We’ve been here before. Trump dispatched Giuliani to Europe last year in an effort to dig up dirt on the Bidens and Hunter’s business dealings in Ukraine. At the same time, the president directly pressured Ukrainian President Volodymyr Zelinskiy to aid Giuliani’s efforts to smear his likely opponent in this year’s election. Among Trump’s coercive tools at the time was $400 million in congressionally approved military aid for Ukraine’s fight against Russian-backed insurgents in its eastern provinces. The White House quietly withheld the aid throughout last summer, while Trump and his allies pushed Zelinskiy to publicly accuse Biden of corruption.
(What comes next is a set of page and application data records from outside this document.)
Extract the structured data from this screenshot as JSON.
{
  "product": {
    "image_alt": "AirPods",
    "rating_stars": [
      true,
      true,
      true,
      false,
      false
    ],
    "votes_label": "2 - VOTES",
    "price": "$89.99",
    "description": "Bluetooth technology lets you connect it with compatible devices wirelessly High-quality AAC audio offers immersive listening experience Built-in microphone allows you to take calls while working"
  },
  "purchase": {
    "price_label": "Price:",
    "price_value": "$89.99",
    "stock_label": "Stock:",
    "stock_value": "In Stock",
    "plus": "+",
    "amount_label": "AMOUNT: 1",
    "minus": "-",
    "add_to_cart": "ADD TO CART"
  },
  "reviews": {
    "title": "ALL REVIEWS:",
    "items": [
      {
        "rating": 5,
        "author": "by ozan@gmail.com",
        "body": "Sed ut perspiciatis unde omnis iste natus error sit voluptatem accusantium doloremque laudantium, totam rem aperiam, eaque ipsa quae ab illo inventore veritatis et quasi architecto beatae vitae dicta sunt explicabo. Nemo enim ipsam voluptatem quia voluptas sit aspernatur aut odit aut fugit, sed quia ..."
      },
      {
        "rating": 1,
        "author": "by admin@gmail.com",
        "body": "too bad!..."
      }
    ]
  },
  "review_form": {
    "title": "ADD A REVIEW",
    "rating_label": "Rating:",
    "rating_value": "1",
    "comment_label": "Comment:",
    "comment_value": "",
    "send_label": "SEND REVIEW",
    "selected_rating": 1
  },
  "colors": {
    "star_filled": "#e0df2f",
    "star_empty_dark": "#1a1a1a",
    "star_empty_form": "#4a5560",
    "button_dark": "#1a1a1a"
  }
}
By September, however, the scheme had fallen apart. A whistleblower alerted the intelligence community’s inspector general and the House Intelligence Committee about the plot, and the Trump administration quietly released the aid soon thereafter. The revelations led the House to impeach Trump in December for abuse of power and obstruction of justice, though the Senate acquitted him of both charges in February. As the coronavirus pandemic struck the United States in March, the entire Biden-Trump-Ukraine saga faded from immediate memory.
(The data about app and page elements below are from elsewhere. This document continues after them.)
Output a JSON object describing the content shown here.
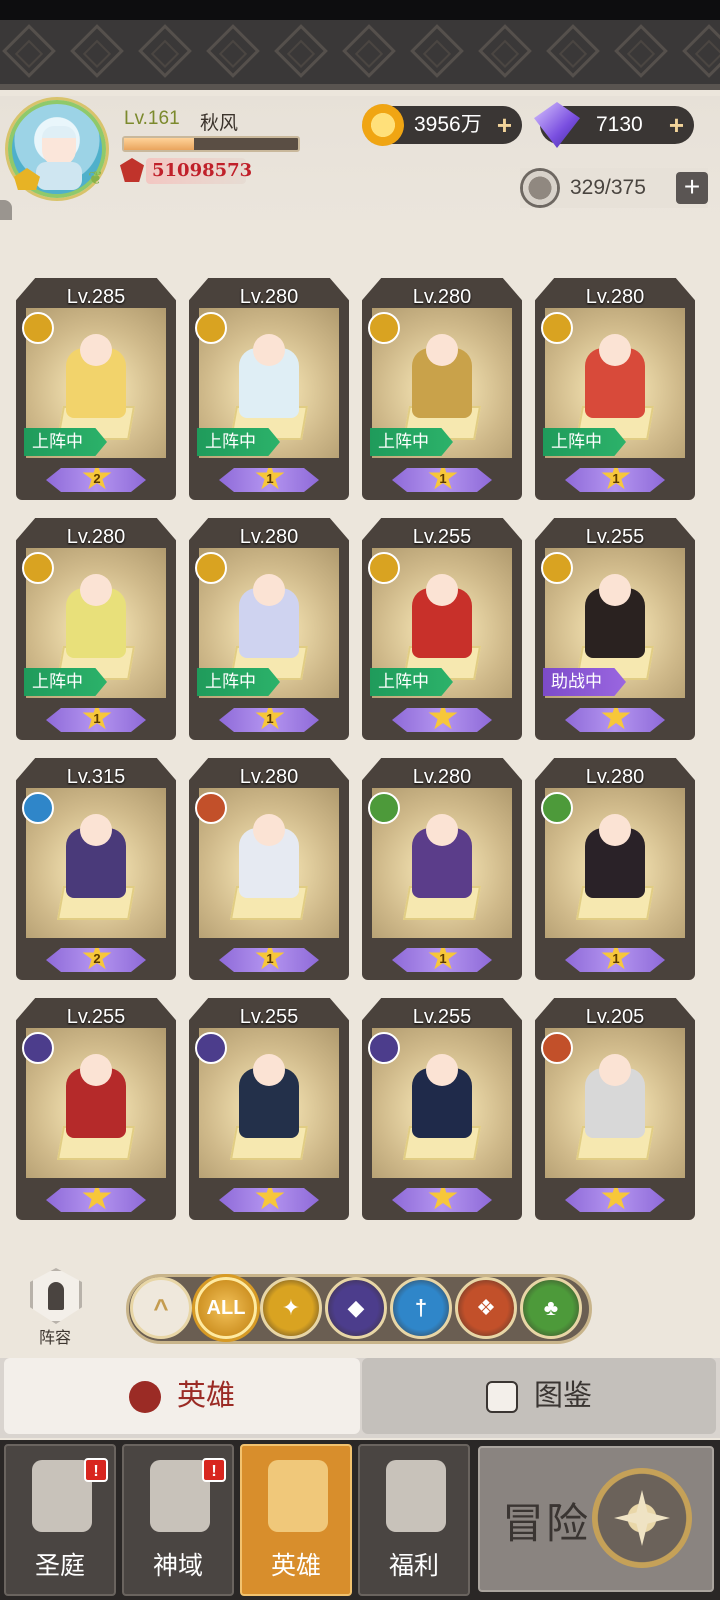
{
  "player": {
    "level": "Lv.161",
    "name": "秋风",
    "power": "51098573",
    "xp_fraction": 0.4
  },
  "currencies": {
    "gold": "3956万",
    "gems": "7130",
    "stamina": "329/375"
  },
  "heroes": [
    {
      "level": "Lv.285",
      "faction": "light",
      "status": "上阵中",
      "stars": "2",
      "color": "#f2d36b"
    },
    {
      "level": "Lv.280",
      "faction": "light",
      "status": "上阵中",
      "stars": "1",
      "color": "#dfeef5"
    },
    {
      "level": "Lv.280",
      "faction": "light",
      "status": "上阵中",
      "stars": "1",
      "color": "#c9a24a"
    },
    {
      "level": "Lv.280",
      "faction": "light",
      "status": "上阵中",
      "stars": "1",
      "color": "#d84a3a"
    },
    {
      "level": "Lv.280",
      "faction": "light",
      "status": "上阵中",
      "stars": "1",
      "color": "#e8e07a"
    },
    {
      "level": "Lv.280",
      "faction": "light",
      "status": "上阵中",
      "stars": "1",
      "color": "#cfd3f0"
    },
    {
      "level": "Lv.255",
      "faction": "light",
      "status": "上阵中",
      "stars": "",
      "color": "#c8302a"
    },
    {
      "level": "Lv.255",
      "faction": "light",
      "status": "助战中",
      "stars": "",
      "color": "#2a2220"
    },
    {
      "level": "Lv.315",
      "faction": "water",
      "status": "",
      "stars": "2",
      "color": "#4a3a7a"
    },
    {
      "level": "Lv.280",
      "faction": "fire",
      "status": "",
      "stars": "1",
      "color": "#e6eaf2"
    },
    {
      "level": "Lv.280",
      "faction": "nature",
      "status": "",
      "stars": "1",
      "color": "#5b3d8a"
    },
    {
      "level": "Lv.280",
      "faction": "nature",
      "status": "",
      "stars": "1",
      "color": "#2a2228"
    },
    {
      "level": "Lv.255",
      "faction": "dark",
      "status": "",
      "stars": "",
      "color": "#b52a2a"
    },
    {
      "level": "Lv.255",
      "faction": "dark",
      "status": "",
      "stars": "",
      "color": "#23304a"
    },
    {
      "level": "Lv.255",
      "faction": "dark",
      "status": "",
      "stars": "",
      "color": "#1f2a4a"
    },
    {
      "level": "Lv.205",
      "faction": "fire",
      "status": "",
      "stars": "",
      "color": "#d8d8d8"
    }
  ],
  "faction_colors": {
    "light": "#d9a321",
    "water": "#2f86c9",
    "fire": "#c2502a",
    "nature": "#4d9a3a",
    "dark": "#4c3d8c"
  },
  "formation_label": "阵容",
  "filters": [
    {
      "icon": "up-arrow-icon",
      "label": "^"
    },
    {
      "icon": "all-filter-icon",
      "label": "ALL"
    },
    {
      "icon": "light-faction-icon",
      "label": "✦",
      "color": "#d9a321"
    },
    {
      "icon": "dark-faction-icon",
      "label": "◆",
      "color": "#4c3d8c"
    },
    {
      "icon": "water-faction-icon",
      "label": "†",
      "color": "#2f86c9"
    },
    {
      "icon": "fire-faction-icon",
      "label": "❖",
      "color": "#c2502a"
    },
    {
      "icon": "nature-faction-icon",
      "label": "♣",
      "color": "#4d9a3a"
    }
  ],
  "tabs": {
    "hero": "英雄",
    "codex": "图鉴"
  },
  "nav": [
    {
      "label": "圣庭",
      "alert": "!",
      "icon": "castle-icon",
      "active": false
    },
    {
      "label": "神域",
      "alert": "!",
      "icon": "crystal-icon",
      "active": false
    },
    {
      "label": "英雄",
      "alert": "",
      "icon": "helmet-icon",
      "active": true
    },
    {
      "label": "福利",
      "alert": "",
      "icon": "chest-icon",
      "active": false
    }
  ],
  "adventure_label": "冒险"
}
Republicans’ desperation for a game-changer from the Justice Department has grown as Trump’s poll numbers have sunk. But no such relief appears on the horizon. Attorney General Bill Barr reportedly told Republican senators that an investigation into the Russia investigation’s origins won’t become public before Election Day. An inquiry by federal prosecutors into the “unmasking” of Trump campaign officials in 2016 also recently wrapped up without charges. Conservative media figures and Republican lawmakers had hoped that one or both of the investigations would come to Trump’s political aid before voters could render their judgment next month.
Trump’s anger and frustration is also growing. In Fox interviews last week, he lashed out at Barr by name. “Unless Bill Barr indicts these people for crimes, the greatest political crime in the history of our country, then we’re going to get little satisfaction unless I win and we’ll just have to go, because I won’t forget it,” Trump claimed. “But these people should be indicted. This was the greatest political crime in the history of our country, and that includes Obama and it includes Biden.” There is no evidence that the former president and former vice president have committed any crimes, and Trump’s baseless call for their arrest is strikingly dictatorial. Over the past few days, Trump hinted that he might replace Barr and FBI Director Christopher Wray after the election if he wins.
The president and his allies know on some level that he owes his narrow victory in 2016 at least in part to third-party efforts: the release of hacked Clinton-related emails in early October, as well as then–FBI Director James Comey’s eleventh-hour announcement, later that month, that the investigation had been reopened. As he faces an even more dire electoral map four years later, Trumpworld may be tempted to try to provoke a similar episode to undermine Biden’s chances. Against that backdrop, a healthy amount of skepticism is warranted about any mysterious damaging information that suddenly surfaces over the next few weeks.